With the impact agenda currently having such a prominent influence on research planning and development it was only a short amount of time before impact-focused publications appeared. Achieving Impact in Research attempts both to define the impact agenda and its rationale and to provide general, targeted advice on how to engage with it. It is in this second aim that the book succeeds best. Much of the practical guidance is general enough in its approach to be relevant across disciplines but focused enough upon self-reflection and planning to be of tangible use. As such, I would recommend this book to those teaching research skills at an institutional and departmental level and also to early career researchers trying to understand impact and address it in research planning and implementation.

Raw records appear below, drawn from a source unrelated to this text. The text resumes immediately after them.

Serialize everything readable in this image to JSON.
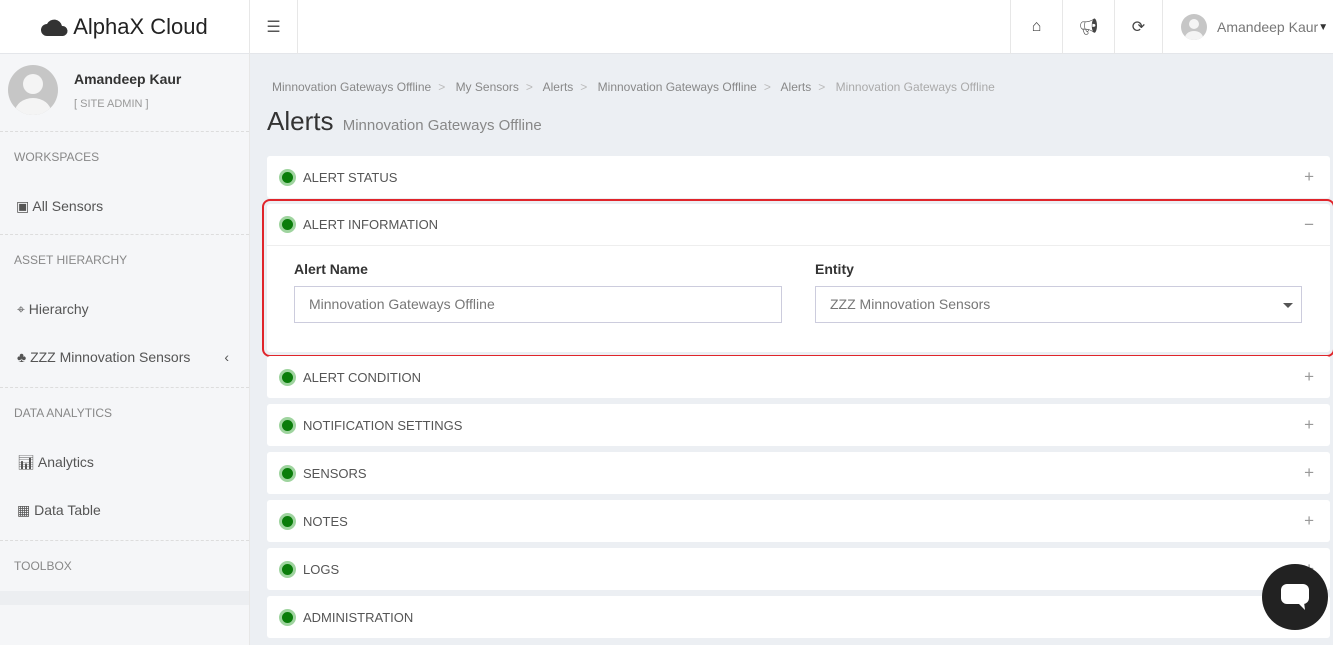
{
  "brand": "AlphaX Cloud",
  "header": {
    "user": "Amandeep Kaur",
    "icons": [
      "home-icon",
      "megaphone-icon",
      "refresh-icon"
    ]
  },
  "sidebar": {
    "name": "Amandeep Kaur",
    "role": "[ SITE ADMIN ]",
    "sections": {
      "workspaces": "WORKSPACES",
      "asset": "ASSET HIERARCHY",
      "analytics": "DATA ANALYTICS",
      "toolbox": "TOOLBOX"
    },
    "items": {
      "all_sensors": "All Sensors",
      "hierarchy": "Hierarchy",
      "zzz": "ZZZ Minnovation Sensors",
      "analytics": "Analytics",
      "data_table": "Data Table"
    }
  },
  "breadcrumb": [
    "Minnovation Gateways Offline",
    "My Sensors",
    "Alerts",
    "Minnovation Gateways Offline",
    "Alerts",
    "Minnovation Gateways Offline"
  ],
  "page": {
    "title": "Alerts",
    "subtitle": "Minnovation Gateways Offline"
  },
  "panels": [
    "ALERT STATUS",
    "ALERT INFORMATION",
    "ALERT CONDITION",
    "NOTIFICATION SETTINGS",
    "SENSORS",
    "NOTES",
    "LOGS",
    "ADMINISTRATION"
  ],
  "form": {
    "alert_name_label": "Alert Name",
    "alert_name_value": "Minnovation Gateways Offline",
    "entity_label": "Entity",
    "entity_value": "ZZZ Minnovation Sensors"
  },
  "colors": {
    "status": "#0a7d0a",
    "highlight": "#e0252b"
  }
}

Dr Catherine Easton is a lecturer in Lancaster University’s School of Law. In 2010 she completed her PhD on access to the Internet, citizenship and disabled people. Her research interests include Internet governance, domain name regulation, intellectual property, access to technology and human/computer interaction. In 2012 Catherine was awarded an HEA international scholarship to carry out research on educational technology in the USA.  Read more reviews by Catherine.